You’ll develop an understanding of specific regions and periods, current theories, methodologies and major research issues, all of which provide the basis for a PhD or future participation in excavation, survey and/or lab work.
Edinburgh is ideal for archaeological study and research, allowing you to benefit from national and local institutions and heritage agencies, such as the excellent collections of the National Museum, the archival and bibliographic resources of Historic Environment Scotland, and expertise and practical advice from staff in commercial companies.
You will complete one compulsory course and select a further five options from a wide range on offer. You will take a variety of seminar-style courses in small groups while developing your own research project, in the form of the dissertation, on an approved subject of your choice.
The compulsory course is:
Research Sources and Strategies in Archaeology
Option courses previously offered include those listed below (Option courses change from year to year and those available when you start your studies may be different from those shown in the list).
Bronze Age Civilisations of the Near East and Greece
From Foraging to Farming: the Beginnings of Agriculture in the Mediterranean and Europe
Frontiers in Archaeology: Research Seminars
Byzantine Archaeology: The archaeology of the Byzantine empire and its neighbours AD 500-850.
Principles of GIS for Archaeologists
Space, Place and Time: the archaeology of built environments
Archaeology of the Roman Economy
Etruscan Italy, 1000 - 300 BC
Gallia from the Third Century BC to Augustus
Conflict archaeology: materialities of violence
Constantinople: The History of a Medieval Megalopolis from Constantine the Great to Suleyman the Magnificent
The programme will help you develop potential research interests and explore these with a view to progressing to research. You will also acquire a range of transferable intellectual and practical skills, including:
a good understanding of the distinctive nature of archaeology and its contribution to a critical and informed understanding of the past
a good understanding of theoretical and methodological debates within archaeology
familiarity with a number of important fieldwork studies
a broad knowledge of archaeological methods, techniques and practices in current use
This programme equips you to go on to advanced study and provides a solid foundation for a career. You will gain practical as well as academic experience, teamworking and analytical skills, and will be able to work in a variety of contexts.
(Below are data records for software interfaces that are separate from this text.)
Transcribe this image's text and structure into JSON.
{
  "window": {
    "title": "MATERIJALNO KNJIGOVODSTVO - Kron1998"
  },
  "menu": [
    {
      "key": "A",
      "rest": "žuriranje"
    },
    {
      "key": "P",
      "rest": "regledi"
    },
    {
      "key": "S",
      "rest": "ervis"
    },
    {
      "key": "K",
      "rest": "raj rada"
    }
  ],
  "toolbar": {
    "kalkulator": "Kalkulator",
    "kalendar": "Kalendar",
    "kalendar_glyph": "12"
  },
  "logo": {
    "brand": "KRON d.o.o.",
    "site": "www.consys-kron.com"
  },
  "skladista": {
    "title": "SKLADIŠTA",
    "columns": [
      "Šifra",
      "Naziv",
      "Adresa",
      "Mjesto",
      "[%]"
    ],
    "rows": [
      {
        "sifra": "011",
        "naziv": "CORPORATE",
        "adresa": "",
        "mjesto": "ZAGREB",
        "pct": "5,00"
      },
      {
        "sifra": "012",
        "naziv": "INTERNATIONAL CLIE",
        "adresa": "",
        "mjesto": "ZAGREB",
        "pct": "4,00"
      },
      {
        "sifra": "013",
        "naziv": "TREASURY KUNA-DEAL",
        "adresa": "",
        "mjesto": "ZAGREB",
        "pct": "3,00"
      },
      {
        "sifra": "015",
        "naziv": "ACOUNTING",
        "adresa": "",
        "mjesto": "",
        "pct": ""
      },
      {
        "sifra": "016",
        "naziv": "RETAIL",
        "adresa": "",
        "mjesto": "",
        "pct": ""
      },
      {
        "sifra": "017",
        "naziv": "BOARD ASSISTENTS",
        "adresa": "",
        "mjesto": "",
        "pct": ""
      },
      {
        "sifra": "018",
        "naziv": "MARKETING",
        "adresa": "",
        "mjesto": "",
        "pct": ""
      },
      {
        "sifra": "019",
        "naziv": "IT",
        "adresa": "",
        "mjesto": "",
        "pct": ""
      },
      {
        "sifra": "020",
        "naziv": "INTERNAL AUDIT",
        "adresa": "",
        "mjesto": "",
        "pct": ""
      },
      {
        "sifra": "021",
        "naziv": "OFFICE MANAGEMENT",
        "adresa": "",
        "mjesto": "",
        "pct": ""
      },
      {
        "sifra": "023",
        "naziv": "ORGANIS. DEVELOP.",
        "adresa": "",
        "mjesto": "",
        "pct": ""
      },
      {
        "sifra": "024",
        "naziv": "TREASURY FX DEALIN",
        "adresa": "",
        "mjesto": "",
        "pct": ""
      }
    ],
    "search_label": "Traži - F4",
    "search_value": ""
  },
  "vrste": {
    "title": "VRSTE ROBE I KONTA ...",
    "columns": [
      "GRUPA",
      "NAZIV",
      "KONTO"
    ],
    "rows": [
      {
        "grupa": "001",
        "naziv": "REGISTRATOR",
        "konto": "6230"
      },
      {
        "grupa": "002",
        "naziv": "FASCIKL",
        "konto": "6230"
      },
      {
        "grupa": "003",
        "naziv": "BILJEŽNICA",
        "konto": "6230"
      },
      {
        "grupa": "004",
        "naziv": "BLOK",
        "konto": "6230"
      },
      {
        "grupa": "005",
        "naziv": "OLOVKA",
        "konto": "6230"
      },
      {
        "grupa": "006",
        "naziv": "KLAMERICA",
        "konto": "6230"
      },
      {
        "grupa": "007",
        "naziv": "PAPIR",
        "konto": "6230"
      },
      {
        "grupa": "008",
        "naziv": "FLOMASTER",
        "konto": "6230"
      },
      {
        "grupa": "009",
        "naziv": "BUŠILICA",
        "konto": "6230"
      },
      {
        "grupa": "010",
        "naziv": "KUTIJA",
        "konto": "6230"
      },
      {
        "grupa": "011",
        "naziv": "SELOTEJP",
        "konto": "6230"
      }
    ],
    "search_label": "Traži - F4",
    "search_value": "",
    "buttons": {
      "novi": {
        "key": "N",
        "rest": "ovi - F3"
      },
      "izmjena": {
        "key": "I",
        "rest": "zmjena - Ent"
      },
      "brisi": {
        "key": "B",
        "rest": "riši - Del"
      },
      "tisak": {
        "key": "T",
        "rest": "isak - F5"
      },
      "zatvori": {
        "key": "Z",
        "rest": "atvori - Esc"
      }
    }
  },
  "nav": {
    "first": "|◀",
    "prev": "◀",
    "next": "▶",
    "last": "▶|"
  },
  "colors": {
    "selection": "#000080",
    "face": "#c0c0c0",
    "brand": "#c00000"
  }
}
Examples of career paths available to archaeology graduates (although some may require additional training) include: higher education, heritage management and agencies, commercial archaeology, teaching, tourism industry, broadcasting and the police. An archaeology degree does not restrict you to a career in archaeology.